The recent decision by AMD to name a new computer chip “Congo” has to go down in marketing history as one of the cruelest decisions ever made. Here’s the letter I sent in response:
June 8, 2009
Mr. Dirk Meyer
Chief Executive Officer
PO Box 3453
Sunnyvale, CA 94088-3453
Dear Mr. Meyer:
Your company’s recent decision to name a new microchip “Congo” is astoundingly heartless and ill-informed. Did you really mean to link your product to the world’s worst humanitarian crisis?
Nearly six million people have died in the Democratic Republic of Congo since 1998 and the death toll continues to mount as fighting over the country’s mineral resources continues. Currently, more than a million Congolese have been driven from their homes and farms by the fighting in the Eastern provinces. It is estimated that 250,000 women have been brutally raped and mutilated by armed groups seeking to control communities where mines are located.
Among the prizes that fuel this conflict are gold, tungsten, coltan, and cassiterite. Coltan, as you know, is a source of tantalum, a mineral used in the manufacture of capacitors widely used in many electronics including ultra-thin laptops like the ones destined to be powered by your “Congo” chips. Tin, a key material in the production of many electronic components, comes from cassiterite. Both ores are mined under horrific conditions in the DRC from deposits controlled by various militias and rebel groups. The Enough Project estimates that these groups generate some $144 million from the illicit trade in these and other minerals. Those profits buy weapons that have killed millions of people and threaten to destroy the nation known as “Congo.”
While your new chip may not include these minerals, connecting the product to the conflict is an incredibly bad idea. Your statement of corporate responsibility reads in part:

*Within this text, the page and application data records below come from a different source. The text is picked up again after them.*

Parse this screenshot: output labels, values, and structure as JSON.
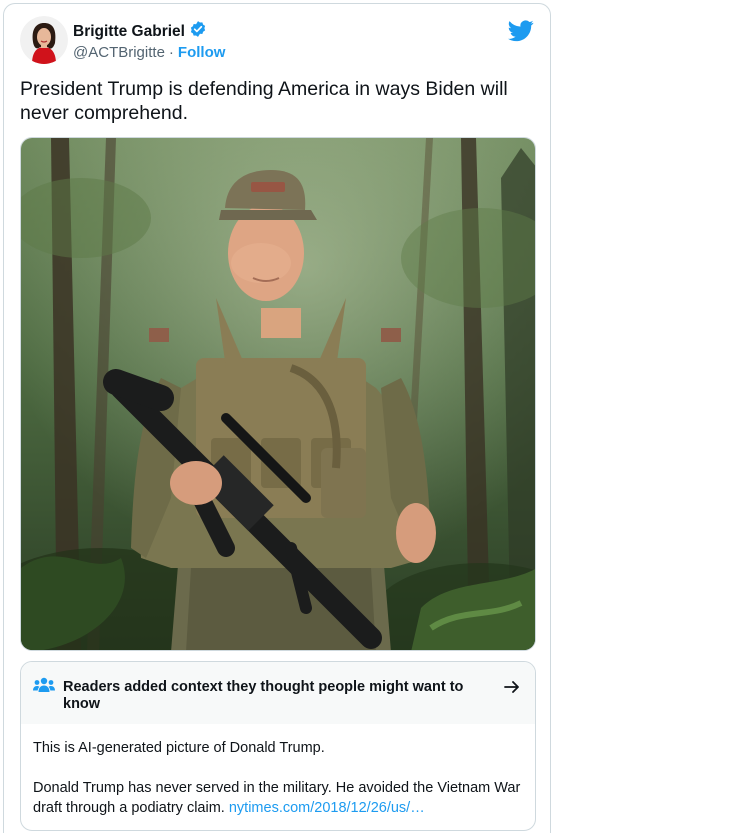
{
  "tweet": {
    "author": {
      "display_name": "Brigitte Gabriel",
      "handle": "@ACTBrigitte",
      "separator": "·",
      "follow_label": "Follow",
      "verified": true
    },
    "text": "President Trump is defending America in ways Biden will never comprehend.",
    "media": {
      "kind": "photo",
      "icon": "soldier-photo"
    }
  },
  "community_note": {
    "title": "Readers added context they thought people might want to know",
    "body_line_1": "This is AI-generated picture of Donald Trump.",
    "body_line_2": "Donald Trump has never served in the military. He avoided the Vietnam War draft through a podiatry claim.",
    "link_text": "nytimes.com/2018/12/26/us/…"
  },
  "colors": {
    "accent": "#1d9bf0",
    "text": "#0f1419",
    "secondary_text": "#536471",
    "border": "#cfd9de",
    "note_header_bg": "#f7f9f9"
  },
  "icons": {
    "verified": "verified-badge-icon",
    "brand": "twitter-bird-icon",
    "note": "people-icon",
    "note_open": "arrow-right-icon"
  }
}
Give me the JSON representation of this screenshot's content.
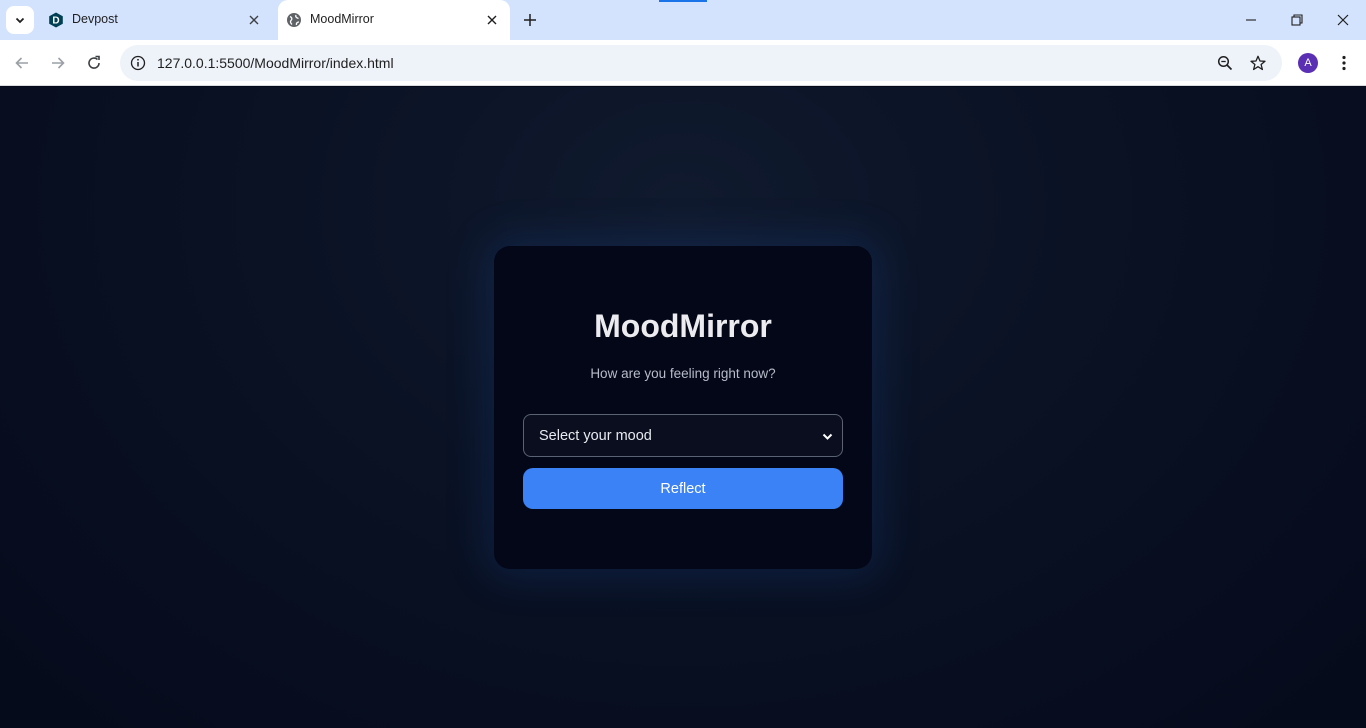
{
  "browser": {
    "tabs": [
      {
        "title": "Devpost",
        "favicon": "devpost-icon",
        "active": false
      },
      {
        "title": "MoodMirror",
        "favicon": "globe-icon",
        "active": true
      }
    ],
    "address_bar": {
      "url": "127.0.0.1:5500/MoodMirror/index.html"
    },
    "profile_initial": "A",
    "colors": {
      "tabstrip": "#d3e3fd",
      "avatar": "#5b2fb3"
    }
  },
  "app": {
    "title": "MoodMirror",
    "subtitle": "How are you feeling right now?",
    "mood_select": {
      "selected": "Select your mood"
    },
    "reflect_button": "Reflect",
    "colors": {
      "background": "#050a1a",
      "card": "#030718",
      "button": "#3b82f6"
    }
  }
}
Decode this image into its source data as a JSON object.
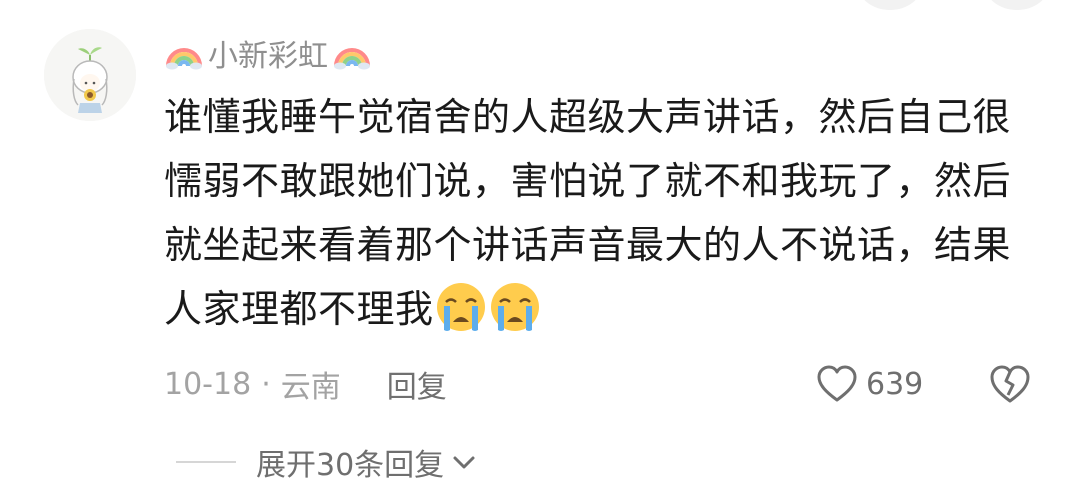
{
  "comment": {
    "username": "小新彩虹",
    "text_lines": [
      "谁懂我睡午觉宿舍的人超级大声讲话，然后自己很",
      "懦弱不敢跟她们说，害怕说了就不和我玩了，然后",
      "就坐起来看着那个讲话声音最大的人不说话，结果",
      "人家理都不理我"
    ],
    "date": "10-18",
    "separator": "·",
    "location": "云南",
    "reply_label": "回复",
    "like_count": "639",
    "expand_label": "展开30条回复"
  },
  "icons": {
    "username_prefix": "rainbow-icon",
    "username_suffix": "rainbow-icon",
    "emoji": "crying-face-emoji",
    "like": "heart-outline-icon",
    "dislike": "broken-heart-icon",
    "expand": "chevron-down-icon"
  },
  "colors": {
    "text": "#1a1a1a",
    "username": "#8f8f8f",
    "meta": "#a3a3a3",
    "secondary": "#6f6f6f"
  }
}
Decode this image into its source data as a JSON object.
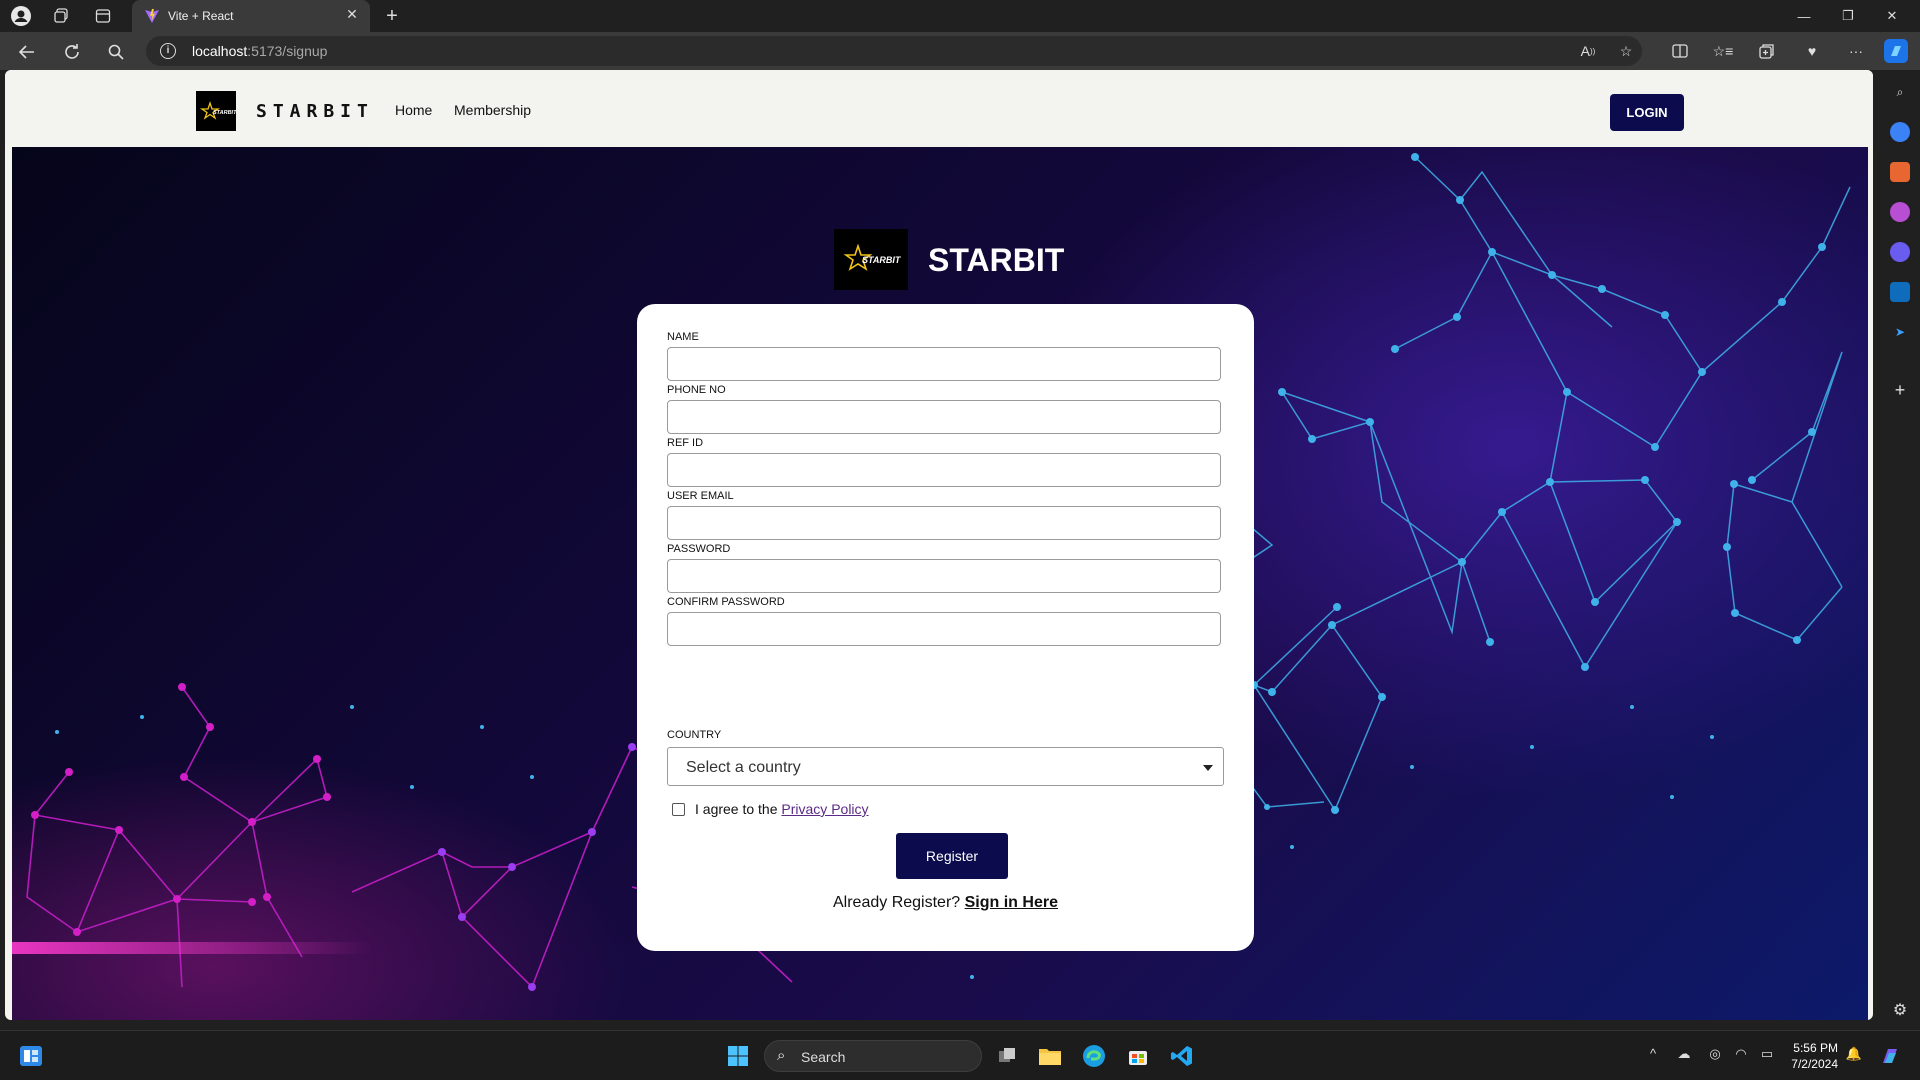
{
  "browser": {
    "tab_title": "Vite + React",
    "tab_close": "✕",
    "new_tab": "+",
    "url_host": "localhost",
    "url_path": ":5173/signup"
  },
  "site": {
    "brand": "STARBIT",
    "logo_text": "STARBIT",
    "nav": [
      "Home",
      "Membership"
    ],
    "login_label": "LOGIN"
  },
  "form": {
    "brand": "STARBIT",
    "fields": [
      {
        "label": "NAME",
        "value": ""
      },
      {
        "label": "PHONE NO",
        "value": ""
      },
      {
        "label": "REF ID",
        "value": ""
      },
      {
        "label": "USER EMAIL",
        "value": ""
      },
      {
        "label": "PASSWORD",
        "value": ""
      },
      {
        "label": "CONFIRM PASSWORD",
        "value": ""
      }
    ],
    "country_label": "COUNTRY",
    "country_placeholder": "Select a country",
    "agree_prefix": "I agree to the ",
    "privacy_link": "Privacy Policy",
    "agree_checked": false,
    "register_label": "Register",
    "already_text": "Already Register? ",
    "signin_link": "Sign in Here"
  },
  "taskbar": {
    "search_placeholder": "Search",
    "time": "5:56 PM",
    "date": "7/2/2024"
  },
  "colors": {
    "primary_button": "#0b0b4d",
    "link": "#5b2a86",
    "network_blue": "#3fb2ea",
    "network_pink": "#d41fc8"
  }
}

“Our success in business is built on a core value of respect for people. From our employees around the world, to our customers and partners, to the families who live in the communities where we operate – people come first and foremost.”
On behalf of the people of the Democratic Republic of Congo, I urge you to fulfill that promise and change this product name. I also call on you to commit to policing your supply chain to ensure that your company’s purchases do not contribute to the abuse and deaths of innocent people.
Thank you for your attention to this matter.
Author of Heart of Diamonds
If you’d like to email this message (or your own) to AMD, feel free: Investor.Relations@amd.com